■ **EXERCISE**
Reply solely with the number of lines, in the records underneath, that include the word "application".

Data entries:
——

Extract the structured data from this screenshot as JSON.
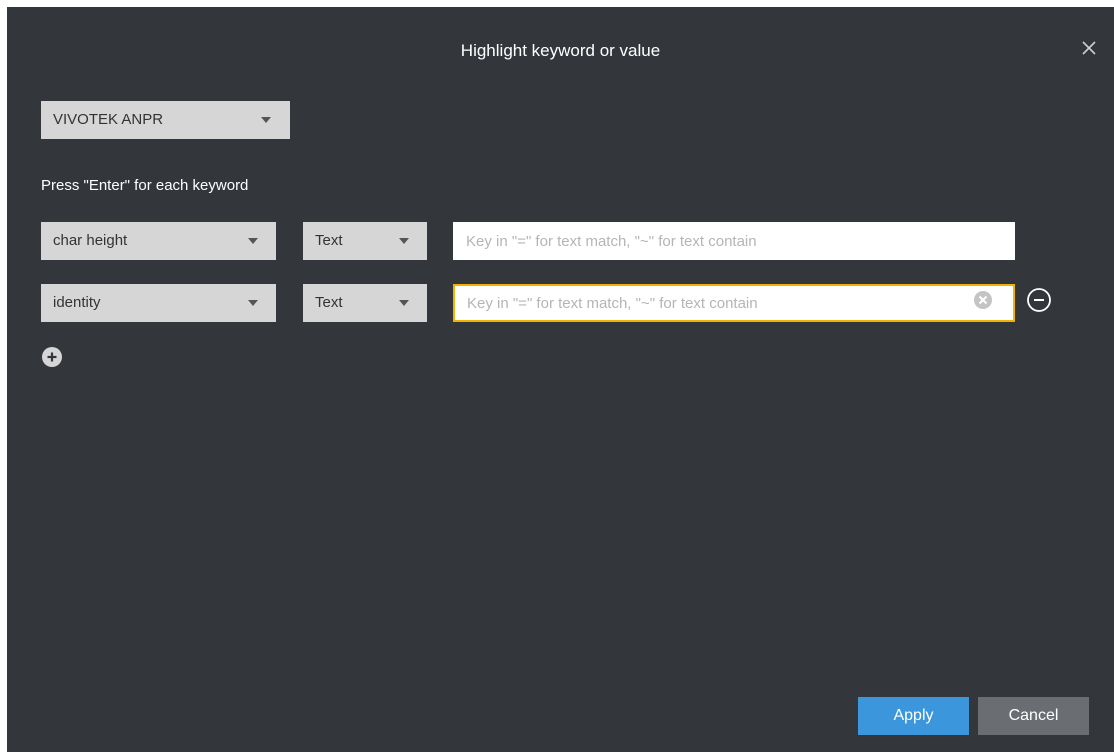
{
  "dialog": {
    "title": "Highlight keyword or value",
    "close_icon": "close-icon"
  },
  "source_select": {
    "value": "VIVOTEK ANPR"
  },
  "hint": "Press \"Enter\" for each keyword",
  "rows": [
    {
      "field": "char height",
      "type": "Text",
      "value": "",
      "placeholder": "Key in \"=\" for text match, \"~\" for text contain"
    },
    {
      "field": "identity",
      "type": "Text",
      "value": "",
      "placeholder": "Key in \"=\" for text match, \"~\" for text contain",
      "focused": true
    }
  ],
  "icons": {
    "clear": "clear-input-icon",
    "remove": "remove-row-icon",
    "add": "add-row-icon",
    "dropdown": "chevron-down-icon"
  },
  "buttons": {
    "apply": "Apply",
    "cancel": "Cancel"
  },
  "colors": {
    "background": "#33373c",
    "accent": "#3b96db",
    "focus": "#f0b400",
    "select_bg": "#d6d6d6",
    "cancel_bg": "#6a6e73"
  }
}
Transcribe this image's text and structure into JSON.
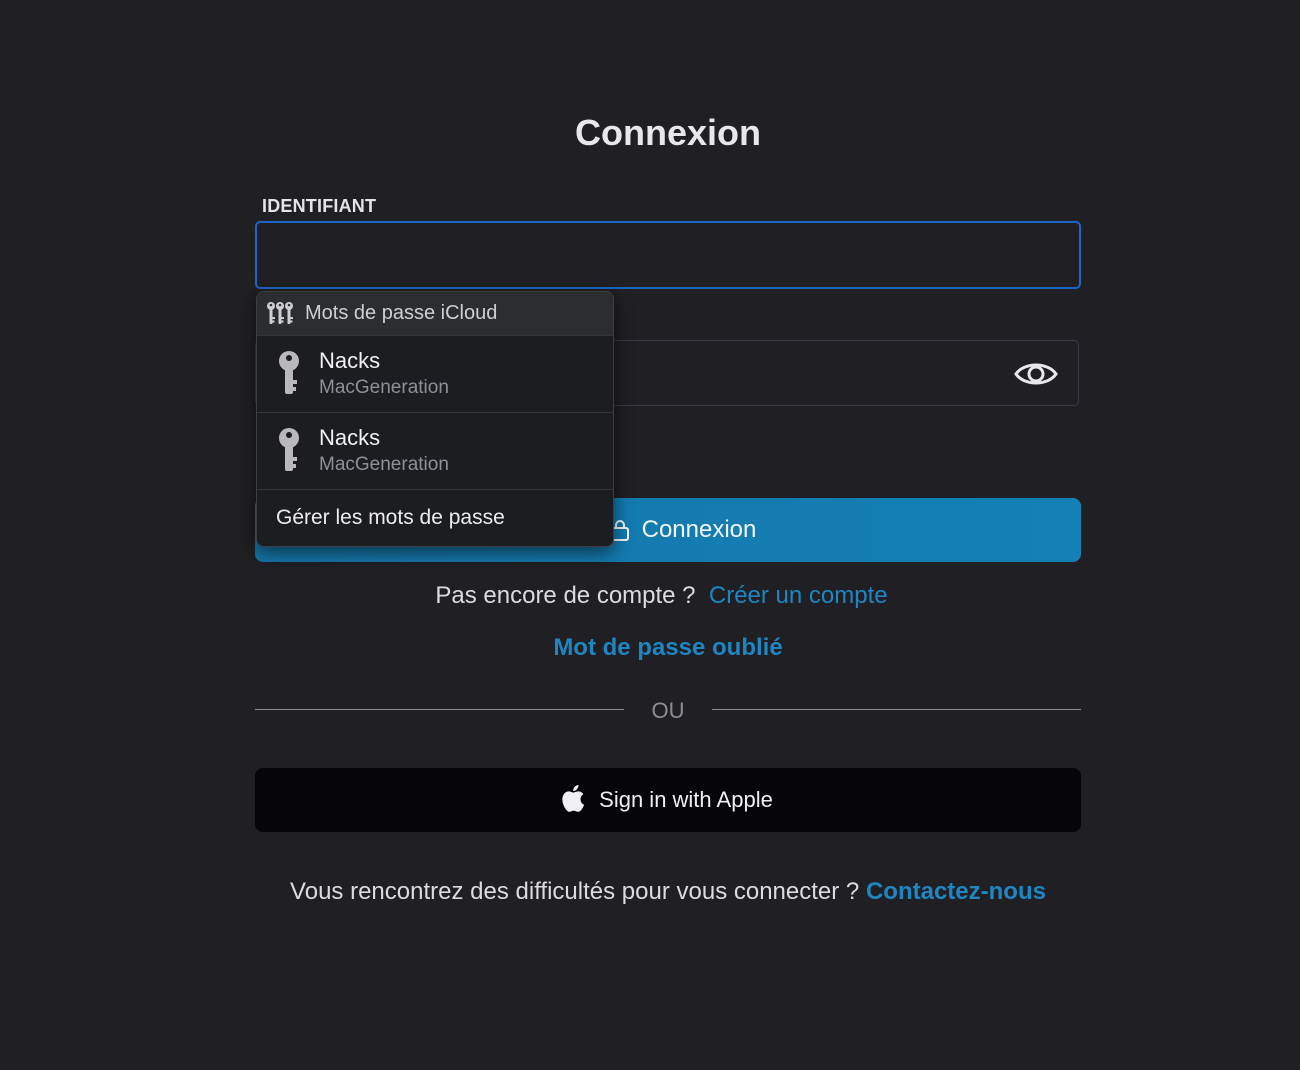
{
  "page": {
    "title": "Connexion"
  },
  "form": {
    "username_label": "IDENTIFIANT",
    "username_value": "",
    "password_value": "",
    "login_button": "Connexion"
  },
  "signup": {
    "question": "Pas encore de compte ?",
    "link": "Créer un compte"
  },
  "forgot_password": "Mot de passe oublié",
  "divider_text": "OU",
  "apple_button": "Sign in with Apple",
  "help": {
    "question": "Vous rencontrez des difficultés pour vous connecter ?",
    "link": "Contactez-nous"
  },
  "autofill": {
    "header": "Mots de passe iCloud",
    "items": [
      {
        "name": "Nacks",
        "site": "MacGeneration"
      },
      {
        "name": "Nacks",
        "site": "MacGeneration"
      }
    ],
    "manage": "Gérer les mots de passe"
  },
  "colors": {
    "background": "#1f1f24",
    "accent": "#1380b6",
    "link": "#1f86c2",
    "focus_border": "#1d64c8"
  },
  "icons": {
    "password_toggle": "eye-icon",
    "login": "lock-icon",
    "apple": "apple-logo-icon",
    "autofill_header": "keys-icon",
    "autofill_item": "key-icon"
  }
}
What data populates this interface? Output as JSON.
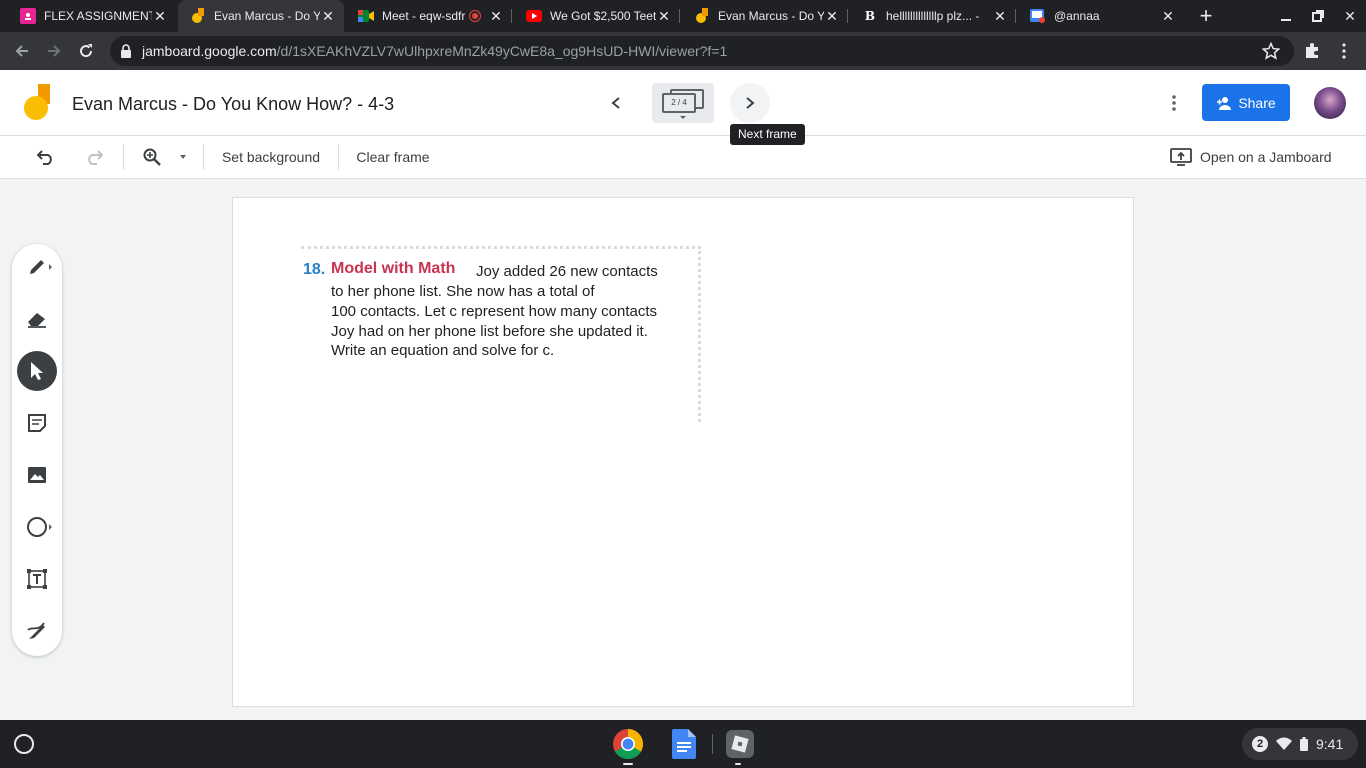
{
  "browser": {
    "tabs": [
      {
        "title": "FLEX ASSIGNMENT",
        "favicon": "classroom-icon",
        "favicon_color": "#e52592"
      },
      {
        "title": "Evan Marcus - Do Y",
        "favicon": "jamboard-icon",
        "favicon_color": "#fbbc04"
      },
      {
        "title": "Meet - eqw-sdfr",
        "favicon": "meet-icon",
        "favicon_color": "#00832d"
      },
      {
        "title": "We Got $2,500 Teet",
        "favicon": "youtube-icon",
        "favicon_color": "#ff0000"
      },
      {
        "title": "Evan Marcus - Do Y",
        "favicon": "jamboard-icon",
        "favicon_color": "#fbbc04"
      },
      {
        "title": "hellllllllllllllp plz... -",
        "favicon": "brainly-icon",
        "favicon_color": "#ffffff"
      },
      {
        "title": "@annaa",
        "favicon": "image-search-icon",
        "favicon_color": "#4285f4"
      }
    ],
    "url_host": "jamboard.google.com",
    "url_path": "/d/1sXEAKhVZLV7wUlhpxreMnZk49yCwE8a_og9HsUD-HWI/viewer?f=1"
  },
  "jamboard": {
    "title": "Evan Marcus - Do You Know How? - 4-3",
    "frame_indicator": "2 / 4",
    "tooltip": "Next frame",
    "share_label": "Share",
    "toolbar": {
      "set_background": "Set background",
      "clear_frame": "Clear frame",
      "open_on_jamboard": "Open on a Jamboard"
    },
    "problem": {
      "number": "18.",
      "heading": "Model with Math",
      "lines": [
        "Joy added 26 new contacts",
        "to her phone list. She now has a total of",
        "100 contacts. Let c represent how many contacts",
        "Joy had on her phone list before she updated it.",
        "Write an equation and solve for c."
      ]
    }
  },
  "shelf": {
    "notification_count": "2",
    "time": "9:41"
  },
  "colors": {
    "accent": "#1a73e8",
    "problem_number": "#2a7fc6",
    "problem_heading": "#c8334f"
  }
}
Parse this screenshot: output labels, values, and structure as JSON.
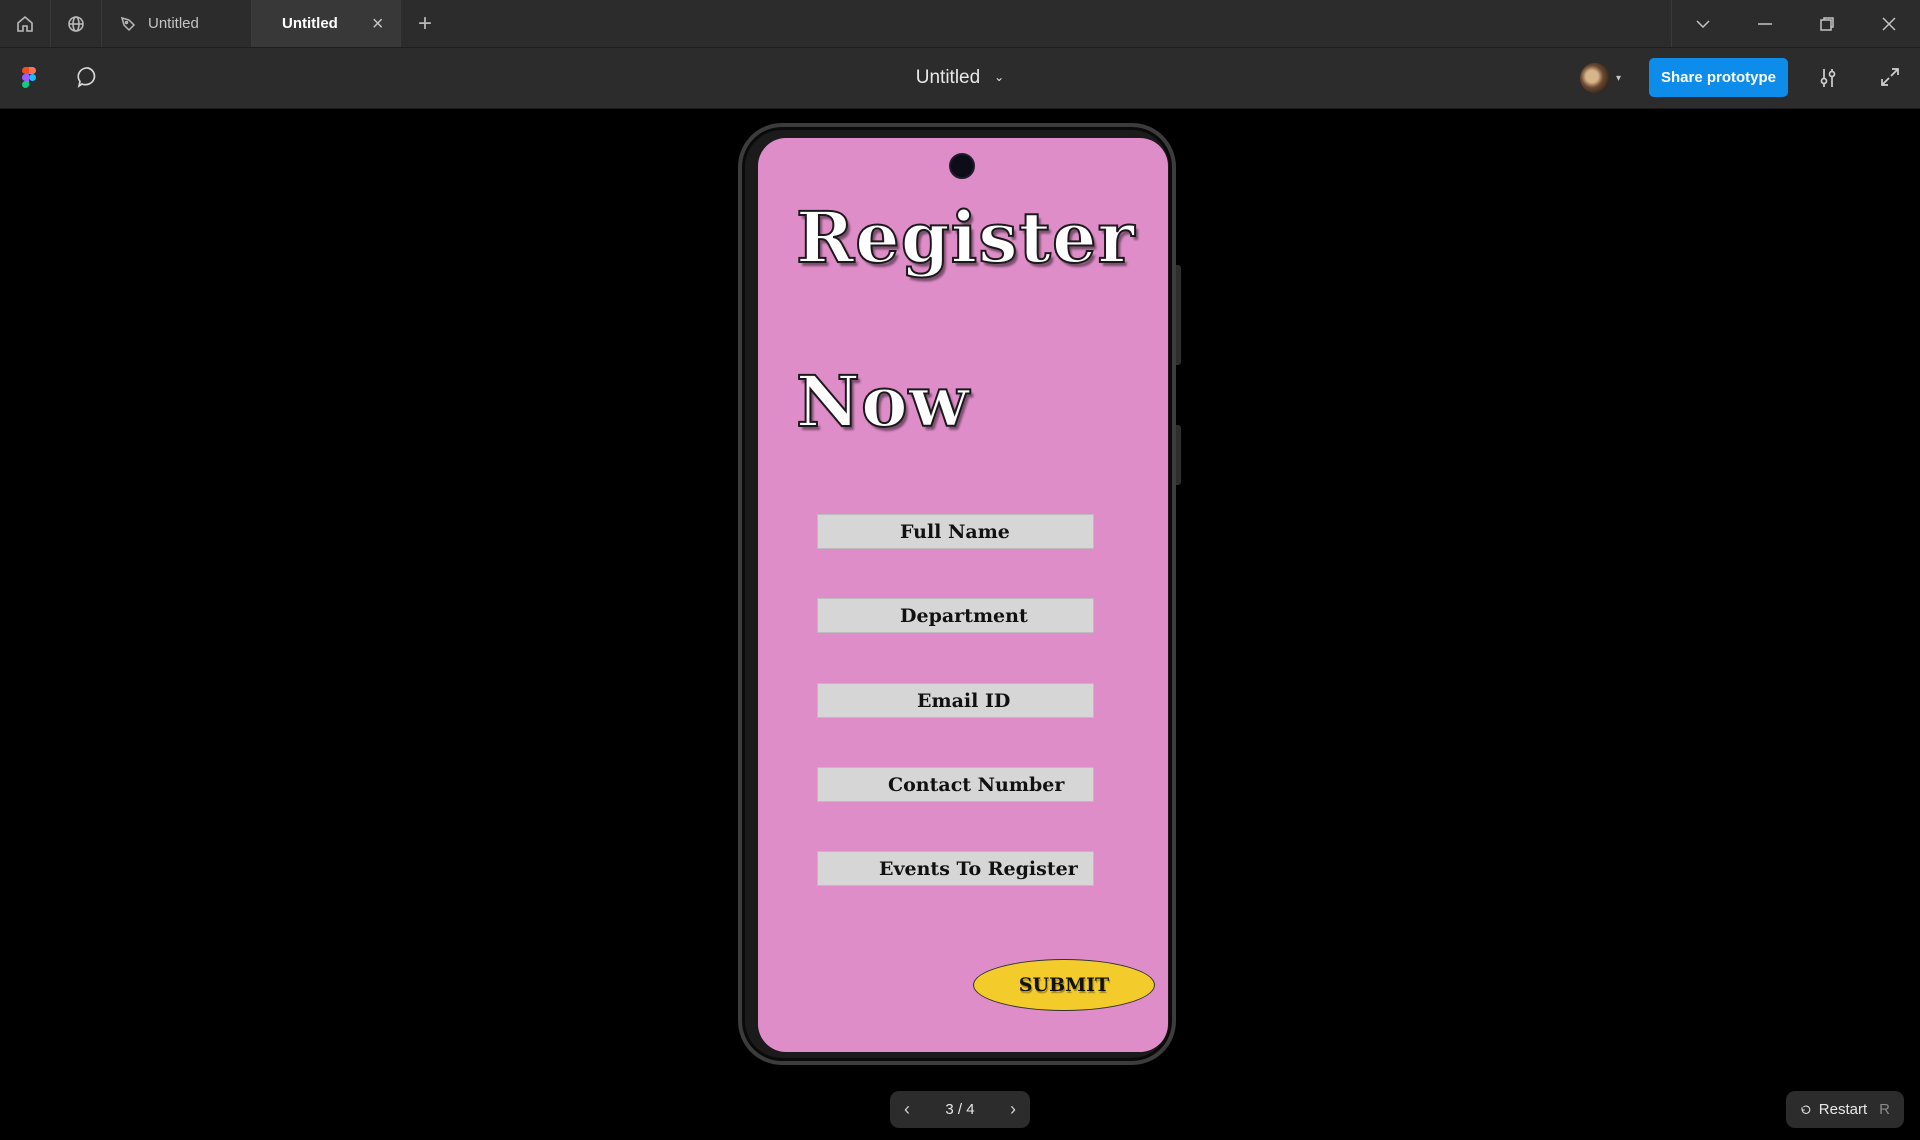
{
  "tabs": [
    {
      "label": "Untitled",
      "icon": "pen-icon"
    },
    {
      "label": "Untitled",
      "icon": "play-icon",
      "active": true
    }
  ],
  "toolbar": {
    "file_title": "Untitled",
    "share_label": "Share prototype"
  },
  "prototype": {
    "heading_line1": "Register",
    "heading_line2": "Now",
    "fields": [
      {
        "label": "Full Name"
      },
      {
        "label": "Department"
      },
      {
        "label": "Email ID"
      },
      {
        "label": "Contact Number"
      },
      {
        "label": "Events To Register"
      }
    ],
    "submit_label": "SUBMIT",
    "colors": {
      "screen_bg": "#df8dc8",
      "field_bg": "#d6d6d6",
      "submit_bg": "#f3cc2b"
    }
  },
  "pager": {
    "label": "3 / 4"
  },
  "restart": {
    "label": "Restart",
    "shortcut": "R"
  },
  "colors": {
    "accent": "#0d8ce9",
    "chrome": "#2c2c2c",
    "canvas": "#000000"
  }
}
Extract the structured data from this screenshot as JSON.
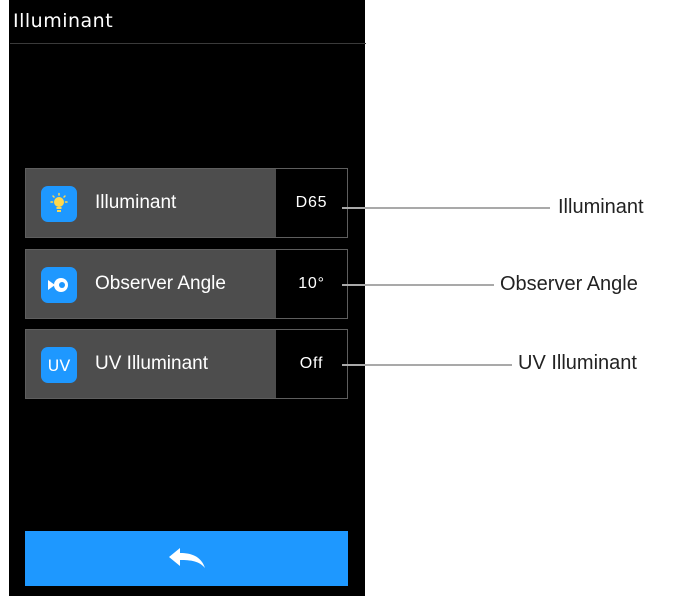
{
  "header": {
    "title": "Illuminant"
  },
  "settings": [
    {
      "icon": "lightbulb-icon",
      "label": "Illuminant",
      "value": "D65"
    },
    {
      "icon": "observer-eye-icon",
      "label": "Observer Angle",
      "value": "10°"
    },
    {
      "icon": "uv-icon",
      "label": "UV Illuminant",
      "value": "Off",
      "icon_text": "UV"
    }
  ],
  "footer": {
    "back_icon": "back-arrow-icon"
  },
  "callouts": [
    "Illuminant",
    "Observer Angle",
    "UV Illuminant"
  ],
  "colors": {
    "accent": "#1e98ff",
    "row_bg": "#4d4d4d",
    "screen_bg": "#000000",
    "callout_line": "#a9a9a9"
  }
}
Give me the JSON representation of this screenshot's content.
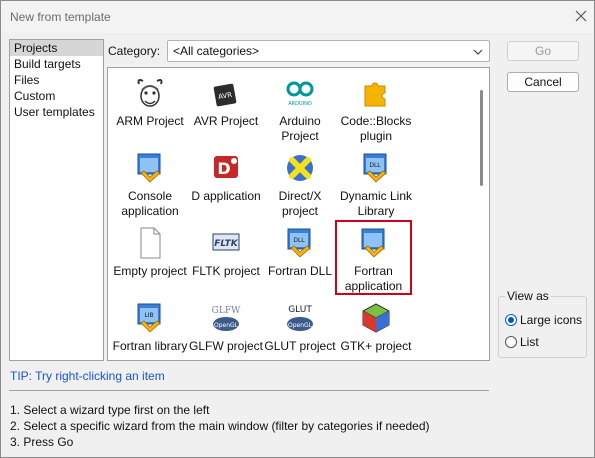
{
  "window": {
    "title": "New from template"
  },
  "categories_list": {
    "items": [
      "Projects",
      "Build targets",
      "Files",
      "Custom",
      "User templates"
    ],
    "selected": "Projects"
  },
  "category": {
    "label": "Category:",
    "value": "<All categories>"
  },
  "templates": [
    {
      "label": "ARM Project",
      "icon": "gnu-gnu-icon"
    },
    {
      "label": "AVR Project",
      "icon": "avr-chip-icon"
    },
    {
      "label": "Arduino Project",
      "icon": "arduino-icon"
    },
    {
      "label": "Code::Blocks plugin",
      "icon": "puzzle-plugin-icon"
    },
    {
      "label": "Console application",
      "icon": "console-app-icon"
    },
    {
      "label": "D application",
      "icon": "d-logo-icon"
    },
    {
      "label": "Direct/X project",
      "icon": "directx-icon"
    },
    {
      "label": "Dynamic Link Library",
      "icon": "dll-icon"
    },
    {
      "label": "Empty project",
      "icon": "empty-file-icon"
    },
    {
      "label": "FLTK project",
      "icon": "fltk-icon"
    },
    {
      "label": "Fortran DLL",
      "icon": "fortran-dll-icon"
    },
    {
      "label": "Fortran application",
      "icon": "fortran-app-icon"
    },
    {
      "label": "Fortran library",
      "icon": "fortran-lib-icon"
    },
    {
      "label": "GLFW project",
      "icon": "glfw-icon"
    },
    {
      "label": "GLUT project",
      "icon": "glut-icon"
    },
    {
      "label": "GTK+ project",
      "icon": "gtk-icon"
    }
  ],
  "buttons": {
    "go": "Go",
    "cancel": "Cancel"
  },
  "view_as": {
    "legend": "View as",
    "large_icons": "Large icons",
    "list": "List",
    "selected": "Large icons"
  },
  "tip": "TIP: Try right-clicking an item",
  "instructions": [
    "1. Select a wizard type first on the left",
    "2. Select a specific wizard from the main window (filter by categories if needed)",
    "3. Press Go"
  ],
  "colors": {
    "selection_outline": "#d0001b",
    "tip_text": "#1a55c8",
    "radio_accent": "#0058c4"
  }
}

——

■ **SOLUTION BELOW**
3